The usual line here with Sato still applies: Great guy, fearless driver, brings a huge Japanese contingent of supporters to the track all year … but in this field, the combination of Sato and Foyt have not moved as far forward as you would have hoped by now. The 14th in points last year is now the outlier, with 17th, 18th, and 17th in the other three years.

IndyCar disappointed by delay of video game but aiming to launch at start of 2024

IndyCar video game 2024

An IndyCar executive said there is “absolutely” disappointment that its long-awaited video game recently was delayed beyond its target date, but the series remains optimistic about the new title.

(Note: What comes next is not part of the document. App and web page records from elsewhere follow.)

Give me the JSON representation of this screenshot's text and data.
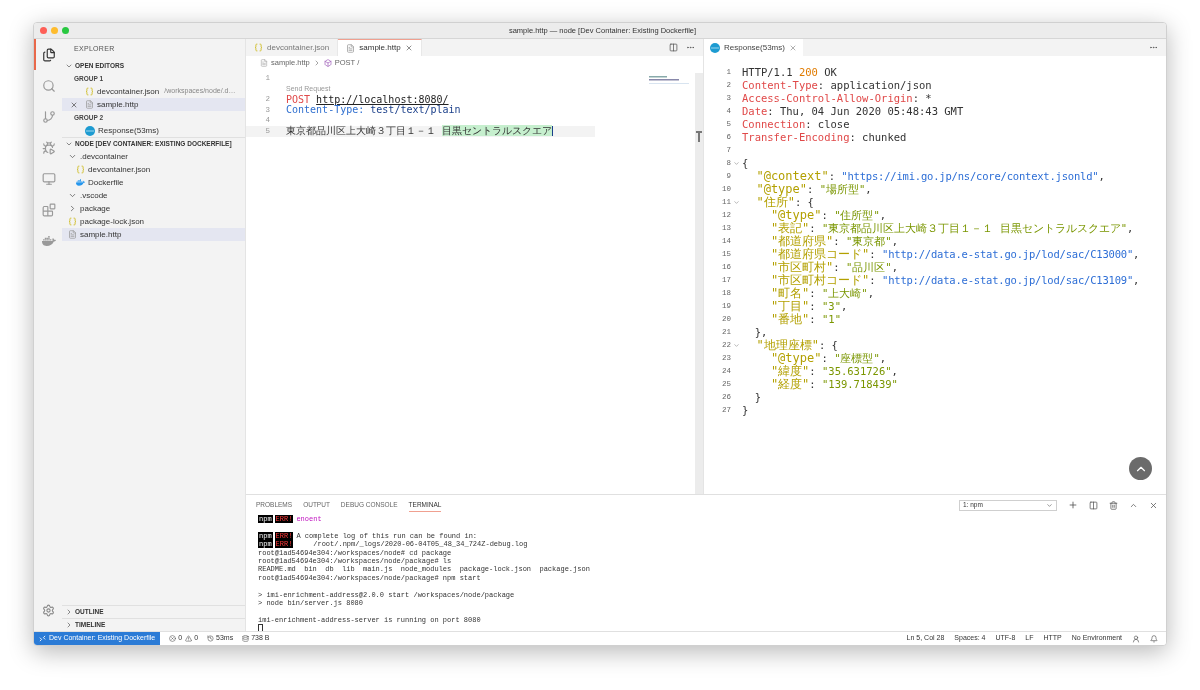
{
  "window": {
    "title": "sample.http — node [Dev Container: Existing Dockerfile]"
  },
  "activity_bar": [
    {
      "kind": "files",
      "selected": true
    },
    {
      "kind": "search",
      "selected": false
    },
    {
      "kind": "source-control",
      "selected": false
    },
    {
      "kind": "run",
      "selected": false
    },
    {
      "kind": "remote",
      "selected": false
    },
    {
      "kind": "extensions",
      "selected": false
    },
    {
      "kind": "docker",
      "selected": false
    }
  ],
  "sidebar": {
    "title": "EXPLORER",
    "open_editors": {
      "title": "OPEN EDITORS",
      "expanded": true,
      "groups": [
        {
          "title": "GROUP 1",
          "items": [
            {
              "name": "devcontainer.json",
              "path": "/workspaces/node/.d…",
              "kind": "json",
              "selected": false,
              "close_visible": false
            },
            {
              "name": "sample.http",
              "kind": "http",
              "selected": true,
              "close_visible": true
            }
          ]
        },
        {
          "title": "GROUP 2",
          "items": [
            {
              "name": "Response(53ms)",
              "kind": "response",
              "selected": false,
              "close_visible": false
            }
          ]
        }
      ]
    },
    "workspace": {
      "title": "NODE [DEV CONTAINER: EXISTING DOCKERFILE]",
      "expanded": true,
      "items": [
        {
          "name": ".devcontainer",
          "kind": "folder",
          "expanded": true,
          "selected": false,
          "children": [
            {
              "name": "devcontainer.json",
              "kind": "json",
              "selected": false
            },
            {
              "name": "Dockerfile",
              "kind": "docker",
              "selected": false
            }
          ]
        },
        {
          "name": ".vscode",
          "kind": "folder",
          "expanded": true,
          "selected": false
        },
        {
          "name": "package",
          "kind": "folder",
          "expanded": false,
          "selected": false
        },
        {
          "name": "package-lock.json",
          "kind": "json",
          "selected": false
        },
        {
          "name": "sample.http",
          "kind": "http",
          "selected": true
        }
      ]
    },
    "bottom_sections": [
      {
        "title": "OUTLINE",
        "expanded": false
      },
      {
        "title": "TIMELINE",
        "expanded": false
      }
    ]
  },
  "editor": {
    "tabs": [
      {
        "label": "devcontainer.json",
        "kind": "json",
        "selected": false
      },
      {
        "label": "sample.http",
        "kind": "http",
        "selected": true
      }
    ],
    "breadcrumb": [
      "sample.http",
      "POST /"
    ],
    "lines": [
      {
        "kind": "code",
        "number": "1"
      },
      {
        "kind": "codelens",
        "text": "Send Request"
      },
      {
        "kind": "code",
        "number": "2",
        "tokens": [
          {
            "t": "POST ",
            "kind": "method"
          },
          {
            "t": "http://localhost:8080/",
            "kind": "link"
          }
        ]
      },
      {
        "kind": "code",
        "number": "3",
        "tokens": [
          {
            "t": "Content-Type:",
            "kind": "field"
          },
          {
            "t": " test/text/plain",
            "kind": "value"
          }
        ]
      },
      {
        "kind": "code",
        "number": "4"
      },
      {
        "kind": "code",
        "number": "5",
        "highlighted": true,
        "cursor": true,
        "tokens": [
          {
            "t": "東京都品川区上大崎３丁目１－１ ",
            "kind": "plain"
          },
          {
            "t": "目黒セントラルスクエア",
            "kind": "selection"
          }
        ]
      }
    ]
  },
  "response": {
    "tab": {
      "label": "Response(53ms)",
      "selected": true
    },
    "lines": [
      {
        "number": "1",
        "tokens": [
          {
            "t": "HTTP/1.1 ",
            "kind": "plain"
          },
          {
            "t": "200",
            "kind": "status"
          },
          {
            "t": " OK",
            "kind": "plain"
          }
        ]
      },
      {
        "number": "2",
        "tokens": [
          {
            "t": "Content-Type",
            "kind": "header"
          },
          {
            "t": ": application/json",
            "kind": "plain"
          }
        ]
      },
      {
        "number": "3",
        "tokens": [
          {
            "t": "Access-Control-Allow-Origin",
            "kind": "header"
          },
          {
            "t": ": *",
            "kind": "plain"
          }
        ]
      },
      {
        "number": "4",
        "tokens": [
          {
            "t": "Date",
            "kind": "header"
          },
          {
            "t": ": Thu, 04 Jun 2020 05:48:43 GMT",
            "kind": "plain"
          }
        ]
      },
      {
        "number": "5",
        "tokens": [
          {
            "t": "Connection",
            "kind": "header"
          },
          {
            "t": ": close",
            "kind": "plain"
          }
        ]
      },
      {
        "number": "6",
        "tokens": [
          {
            "t": "Transfer-Encoding",
            "kind": "header"
          },
          {
            "t": ": chunked",
            "kind": "plain"
          }
        ]
      },
      {
        "number": "7"
      },
      {
        "number": "8",
        "expanded": true,
        "tokens": [
          {
            "t": "{",
            "kind": "plain"
          }
        ]
      },
      {
        "number": "9",
        "tokens": [
          {
            "t": "  \"@context\"",
            "kind": "key"
          },
          {
            "t": ": ",
            "kind": "plain"
          },
          {
            "t": "\"https://imi.go.jp/ns/core/context.jsonld\"",
            "kind": "url"
          },
          {
            "t": ",",
            "kind": "plain"
          }
        ]
      },
      {
        "number": "10",
        "tokens": [
          {
            "t": "  \"@type\"",
            "kind": "key"
          },
          {
            "t": ": ",
            "kind": "plain"
          },
          {
            "t": "\"場所型\"",
            "kind": "string"
          },
          {
            "t": ",",
            "kind": "plain"
          }
        ]
      },
      {
        "number": "11",
        "expanded": true,
        "tokens": [
          {
            "t": "  \"住所\"",
            "kind": "key"
          },
          {
            "t": ": {",
            "kind": "plain"
          }
        ]
      },
      {
        "number": "12",
        "tokens": [
          {
            "t": "    \"@type\"",
            "kind": "key"
          },
          {
            "t": ": ",
            "kind": "plain"
          },
          {
            "t": "\"住所型\"",
            "kind": "string"
          },
          {
            "t": ",",
            "kind": "plain"
          }
        ]
      },
      {
        "number": "13",
        "tokens": [
          {
            "t": "    \"表記\"",
            "kind": "key"
          },
          {
            "t": ": ",
            "kind": "plain"
          },
          {
            "t": "\"東京都品川区上大崎３丁目１－１ 目黒セントラルスクエア\"",
            "kind": "string"
          },
          {
            "t": ",",
            "kind": "plain"
          }
        ]
      },
      {
        "number": "14",
        "tokens": [
          {
            "t": "    \"都道府県\"",
            "kind": "key"
          },
          {
            "t": ": ",
            "kind": "plain"
          },
          {
            "t": "\"東京都\"",
            "kind": "string"
          },
          {
            "t": ",",
            "kind": "plain"
          }
        ]
      },
      {
        "number": "15",
        "tokens": [
          {
            "t": "    \"都道府県コード\"",
            "kind": "key"
          },
          {
            "t": ": ",
            "kind": "plain"
          },
          {
            "t": "\"http://data.e-stat.go.jp/lod/sac/C13000\"",
            "kind": "url"
          },
          {
            "t": ",",
            "kind": "plain"
          }
        ]
      },
      {
        "number": "16",
        "tokens": [
          {
            "t": "    \"市区町村\"",
            "kind": "key"
          },
          {
            "t": ": ",
            "kind": "plain"
          },
          {
            "t": "\"品川区\"",
            "kind": "string"
          },
          {
            "t": ",",
            "kind": "plain"
          }
        ]
      },
      {
        "number": "17",
        "tokens": [
          {
            "t": "    \"市区町村コード\"",
            "kind": "key"
          },
          {
            "t": ": ",
            "kind": "plain"
          },
          {
            "t": "\"http://data.e-stat.go.jp/lod/sac/C13109\"",
            "kind": "url"
          },
          {
            "t": ",",
            "kind": "plain"
          }
        ]
      },
      {
        "number": "18",
        "tokens": [
          {
            "t": "    \"町名\"",
            "kind": "key"
          },
          {
            "t": ": ",
            "kind": "plain"
          },
          {
            "t": "\"上大崎\"",
            "kind": "string"
          },
          {
            "t": ",",
            "kind": "plain"
          }
        ]
      },
      {
        "number": "19",
        "tokens": [
          {
            "t": "    \"丁目\"",
            "kind": "key"
          },
          {
            "t": ": ",
            "kind": "plain"
          },
          {
            "t": "\"3\"",
            "kind": "string"
          },
          {
            "t": ",",
            "kind": "plain"
          }
        ]
      },
      {
        "number": "20",
        "tokens": [
          {
            "t": "    \"番地\"",
            "kind": "key"
          },
          {
            "t": ": ",
            "kind": "plain"
          },
          {
            "t": "\"1\"",
            "kind": "string"
          }
        ]
      },
      {
        "number": "21",
        "tokens": [
          {
            "t": "  },",
            "kind": "plain"
          }
        ]
      },
      {
        "number": "22",
        "expanded": true,
        "tokens": [
          {
            "t": "  \"地理座標\"",
            "kind": "key"
          },
          {
            "t": ": {",
            "kind": "plain"
          }
        ]
      },
      {
        "number": "23",
        "tokens": [
          {
            "t": "    \"@type\"",
            "kind": "key"
          },
          {
            "t": ": ",
            "kind": "plain"
          },
          {
            "t": "\"座標型\"",
            "kind": "string"
          },
          {
            "t": ",",
            "kind": "plain"
          }
        ]
      },
      {
        "number": "24",
        "tokens": [
          {
            "t": "    \"緯度\"",
            "kind": "key"
          },
          {
            "t": ": ",
            "kind": "plain"
          },
          {
            "t": "\"35.631726\"",
            "kind": "string"
          },
          {
            "t": ",",
            "kind": "plain"
          }
        ]
      },
      {
        "number": "25",
        "tokens": [
          {
            "t": "    \"経度\"",
            "kind": "key"
          },
          {
            "t": ": ",
            "kind": "plain"
          },
          {
            "t": "\"139.718439\"",
            "kind": "string"
          }
        ]
      },
      {
        "number": "26",
        "tokens": [
          {
            "t": "  }",
            "kind": "plain"
          }
        ]
      },
      {
        "number": "27",
        "tokens": [
          {
            "t": "}",
            "kind": "plain"
          }
        ]
      }
    ]
  },
  "panel": {
    "tabs": [
      {
        "label": "PROBLEMS",
        "selected": false
      },
      {
        "label": "OUTPUT",
        "selected": false
      },
      {
        "label": "DEBUG CONSOLE",
        "selected": false
      },
      {
        "label": "TERMINAL",
        "selected": true
      }
    ],
    "terminal_select": "1: npm",
    "terminal_lines": [
      {
        "kind": "output",
        "tokens": [
          {
            "t": "npm",
            "kind": "npm"
          },
          {
            "t": "ERR!",
            "kind": "err"
          },
          {
            "t": "enoent",
            "kind": "code"
          }
        ]
      },
      {
        "kind": "blank"
      },
      {
        "kind": "output",
        "tokens": [
          {
            "t": "npm",
            "kind": "npm"
          },
          {
            "t": "ERR!",
            "kind": "err"
          },
          {
            "t": "A complete log of this run can be found in:",
            "kind": "plain"
          }
        ]
      },
      {
        "kind": "output",
        "tokens": [
          {
            "t": "npm",
            "kind": "npm"
          },
          {
            "t": "ERR!",
            "kind": "err"
          },
          {
            "t": "    /root/.npm/_logs/2020-06-04T05_48_34_724Z-debug.log",
            "kind": "plain"
          }
        ]
      },
      {
        "kind": "output",
        "tokens": [
          {
            "t": "root@1ad54694e304:/workspaces/node# cd package",
            "kind": "plain"
          }
        ]
      },
      {
        "kind": "output",
        "tokens": [
          {
            "t": "root@1ad54694e304:/workspaces/node/package# ls",
            "kind": "plain"
          }
        ]
      },
      {
        "kind": "output",
        "tokens": [
          {
            "t": "README.md  bin  db  lib  main.js  node_modules  package-lock.json  package.json",
            "kind": "plain"
          }
        ]
      },
      {
        "kind": "output",
        "tokens": [
          {
            "t": "root@1ad54694e304:/workspaces/node/package# npm start",
            "kind": "plain"
          }
        ]
      },
      {
        "kind": "blank"
      },
      {
        "kind": "output",
        "tokens": [
          {
            "t": "> imi-enrichment-address@2.0.0 start /workspaces/node/package",
            "kind": "plain"
          }
        ]
      },
      {
        "kind": "output",
        "tokens": [
          {
            "t": "> node bin/server.js 8080",
            "kind": "plain"
          }
        ]
      },
      {
        "kind": "blank"
      },
      {
        "kind": "output",
        "tokens": [
          {
            "t": "imi-enrichment-address-server is running on port 8080",
            "kind": "plain"
          }
        ]
      },
      {
        "kind": "cursor"
      }
    ]
  },
  "status_bar": {
    "remote": "Dev Container: Existing Dockerfile",
    "left": [
      {
        "kind": "errors",
        "text": "0"
      },
      {
        "kind": "warnings",
        "text": "0"
      },
      {
        "kind": "history",
        "text": "53ms"
      },
      {
        "kind": "database",
        "text": "738 B"
      }
    ],
    "right": [
      "Ln 5, Col 28",
      "Spaces: 4",
      "UTF-8",
      "LF",
      "HTTP",
      "No Environment"
    ]
  }
}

“Well, I don’t know how quick it will be, but the whole situation is important to us,” Penske Entertainment president and CEO Mark Miles said during a news conference Monday morning to announce IndyCar’s NTT title sponsorship. “Motorsport Games has spent a lot of money, a lot of effort to create an IndyCar title. What we’ve seen of that effort, which is not completely obvious, is very reassuring.

“I think it’s going to be outstanding. That’s our shared objective, that when it is released, it’s just widely accepted. A great credit both to IndyCar racing, the Indianapolis Motor Speedway, something that our fans love.”

In June 2021, IndyCar announced a new partnership with Motorsport Games to create and distribute an IndyCar video game for the PC and Xbox and PlayStation consoles in 2023.

But during an earnings call last week, Motorsport Games said the IndyCar game had been delayed to 2024 to ensure high quality.

Somewhat compounding the delay is that IndyCar’s license for iRacing expired after the end of the 2022 season because of its exclusive agreement with Motorsport Games.

That’s resulted in significant changes for IndyCar on iRacing, which had provided a high-profile way for the series to stay visible during its 2020 shutdown from the pandemic. (Players still can race an unbranded car but don’t race on current IndyCar tracks, nor can they stream).

That’s helped ratchet up the attention on having a video game outlet for IndyCar.

“I wish we had an IndyCar title 10 years ago,” said Miles, who has been working with the organization since 2013. “We’ve been close, but we’ve had these I think speed bumps.”

IndyCar is hopeful the Motorsports Game edition will be ready at the start of 2024. Miles hinted that beta versions could be unveiled to reporters ahead of the time “to begin to show the progress in a narrow way to make sure we’ve got it right, to test the progress so that we’re ready when they’re ready.”

It’s been nearly 18 years since the release of the most recent IndyCar video game for console or PC.

“(We) better get it right,” Miles said. “It’s something we’re very close to and continue to think about what it is to make sure we get it over the line in due course.”